[Start of section]

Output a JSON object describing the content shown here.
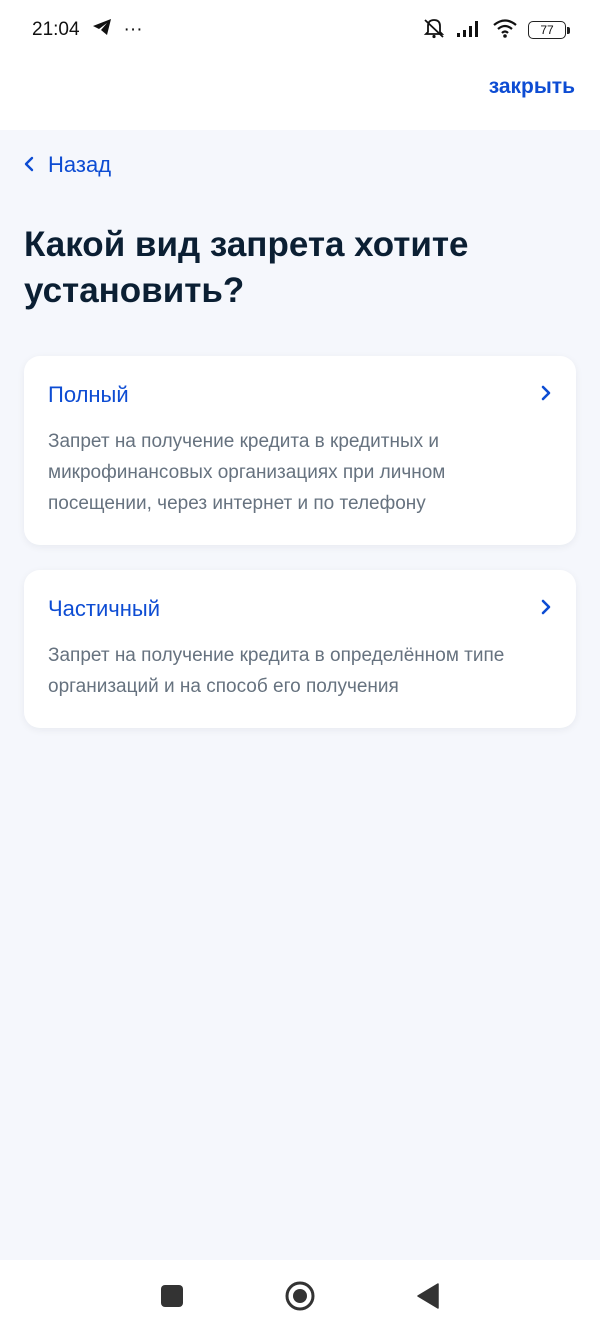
{
  "status_bar": {
    "time": "21:04",
    "more_indicator": "···",
    "battery": "77",
    "icons": [
      "telegram-icon",
      "mute-icon",
      "signal-icon",
      "wifi-icon",
      "battery-icon"
    ]
  },
  "header": {
    "close_label": "закрыть"
  },
  "back": {
    "label": "Назад"
  },
  "title": "Какой вид запрета хотите установить?",
  "options": [
    {
      "title": "Полный",
      "description": "Запрет на получение кредита в кредитных и микрофинансовых организациях при личном посещении, через интернет и по телефону"
    },
    {
      "title": "Частичный",
      "description": "Запрет на получение кредита в определённом типе организаций и на способ его получения"
    }
  ],
  "nav_bar": {
    "icons": [
      "recents-square-icon",
      "home-circle-icon",
      "back-triangle-icon"
    ]
  },
  "colors": {
    "accent": "#0d4cd3",
    "background": "#f5f7fc",
    "title_text": "#0b1f33",
    "secondary_text": "#66727f"
  }
}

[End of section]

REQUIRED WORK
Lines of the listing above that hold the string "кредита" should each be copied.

RESPONSE AREA
      "description": "Запрет на получение кредита в кредитных и микрофинансовых организациях при личном посещении, через интернет и по телефону"
      "description": "Запрет на получение кредита в определённом типе организаций и на способ его получения"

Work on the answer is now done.